What grounds you when you do something outside your comfort zone?
What I’ve been up to
Currently, I’m the 2020-2021 Artist in Residence at The Seventh Wave. What does that mean?!
Early fall, I helped design the first-ever printed piece, We Keep Beginning: An Anthology on Process. The goal was to produce a book that felt celebratory, let the contributor's voices breathe, and remind people of art's power. This project reminded me how rewarding it is to work with a team of caring, intelligent collaborators who make me feel creatively confident. You can purchase a copy here.
Now, I am co-facilitating workshops for the 5 months long Brainbridge virtual editorial residency. It is an honor to be in community with such badass residents from all over the world. I’ll share more about this process deeper into the residency in a future newsletter.
In the works
I’m also making an art piece for TSW’s Issue 13: rebellious joy, which will launch in May. What will it be?! No idea, but I got some shower thoughts going. In this research phase, I’m consuming: Joyful by Ingrid Fetell Lee and The Nap Ministry.
In light of all that’s been going on just this month with Anti-Asian racism, leaning into joy feels inherently rebellious. Here are a few things that have brought me unexpected joy these past 6 mths:
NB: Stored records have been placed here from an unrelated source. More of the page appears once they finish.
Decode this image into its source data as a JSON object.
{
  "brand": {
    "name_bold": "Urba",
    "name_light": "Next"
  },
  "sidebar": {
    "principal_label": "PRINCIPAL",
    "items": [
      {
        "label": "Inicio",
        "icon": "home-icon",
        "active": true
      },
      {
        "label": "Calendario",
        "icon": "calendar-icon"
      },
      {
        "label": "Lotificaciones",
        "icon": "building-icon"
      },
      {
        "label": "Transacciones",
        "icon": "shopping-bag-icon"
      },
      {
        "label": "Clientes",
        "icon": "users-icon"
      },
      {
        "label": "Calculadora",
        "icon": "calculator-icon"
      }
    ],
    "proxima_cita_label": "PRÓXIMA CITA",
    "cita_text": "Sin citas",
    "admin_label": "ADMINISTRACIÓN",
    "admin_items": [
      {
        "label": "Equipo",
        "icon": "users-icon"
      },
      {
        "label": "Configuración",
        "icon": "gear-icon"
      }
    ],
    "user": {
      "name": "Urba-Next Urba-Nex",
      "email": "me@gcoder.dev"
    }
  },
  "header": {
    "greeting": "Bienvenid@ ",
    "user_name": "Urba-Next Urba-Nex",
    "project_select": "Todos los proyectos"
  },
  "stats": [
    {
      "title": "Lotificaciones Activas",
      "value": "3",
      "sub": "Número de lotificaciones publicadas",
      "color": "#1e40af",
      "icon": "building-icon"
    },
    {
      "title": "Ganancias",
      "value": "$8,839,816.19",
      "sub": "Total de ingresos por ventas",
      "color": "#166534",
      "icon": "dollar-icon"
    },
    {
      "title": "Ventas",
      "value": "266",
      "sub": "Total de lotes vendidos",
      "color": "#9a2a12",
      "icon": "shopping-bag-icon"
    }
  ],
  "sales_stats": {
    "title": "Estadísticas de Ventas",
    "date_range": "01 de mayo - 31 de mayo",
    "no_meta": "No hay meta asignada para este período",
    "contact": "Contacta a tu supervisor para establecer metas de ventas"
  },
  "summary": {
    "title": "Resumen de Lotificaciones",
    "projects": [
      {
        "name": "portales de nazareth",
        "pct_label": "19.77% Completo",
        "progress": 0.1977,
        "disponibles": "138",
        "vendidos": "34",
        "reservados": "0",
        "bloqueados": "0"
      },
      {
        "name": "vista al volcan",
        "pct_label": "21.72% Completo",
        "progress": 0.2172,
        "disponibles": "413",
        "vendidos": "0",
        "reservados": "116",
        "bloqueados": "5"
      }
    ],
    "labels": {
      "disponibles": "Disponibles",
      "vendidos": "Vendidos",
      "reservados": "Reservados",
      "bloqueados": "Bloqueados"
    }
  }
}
Haikyu!! TLDR; it’s an anime about friendship, personal growth, and volleyball. And unlike other sports-related movies/shows, you actually learn about volleyball (my favorite sport to play). The show is so wholesome, I’m convinced you cannot physically be sad watching it.
Matcha latte with honey and oat milk. I love that I can control the level of sweetness and milk froth at home. Maybe it’s my Cantonese roots, but outside food usually tastes too sweet or salty for me. And somehow, making it myself allows me to appreciate it more than buying it from a shop.
Hunt for the Wilderpeople by Taika Waititi. This movie made me cry from laughing and tenderness. It made me miss farming in NZ (just a tiny bit).
I am not a jewelry type of person. But my sister bought me an Emi Grannis ring and a pair of dangle earrings for Christmas and I love them. I rarely go out nowadays, but wearing the earrings (even just at home) makes me feel fancy and like I don’t just wear the same outfit every single day.
And snail-mail from new and old friends from across the world.
What’s been bringing you joy recently?
Three notes on gratitude
I'm thankful for The Seventh Wave. Two things have kept me grounded during a yearlong quarantine: my routines + TSW. I feel honored to be in community with such thoughtful individuals who also give me the confidence to be my best self. Special shout out to Joyce and Bretty. With all my experiences in different industries and relationship dynamics, the best collaborators and mentors I’ve had are the ones who more or less left me alone until I needed their eyes/advice. Creative autonomy is the greatest gift. I can 110% say my best projects came from those relationships and those relationships often became lifelong friendships.
I’m thankful for the person who gifted me this zine, which came to me in such an unexpected, but life-changing way back in 2018. The honesty and tenderness in these collective stories allowed me to feel seen for the first time about my own experiences. It was beyond what I felt even when sharing with my friends. I still think about that chance encounter and how the universe truly looks out for us.
I’m thankful for my AARISE accountability group. After taking this course, a few of us decided to continue uplifting each other’s journey. I generally do not like group settings, but this group always makes me feel so seen and safe.
A curated playlist for you
harmer/harmed by bng - a playlist inspired by my latest zine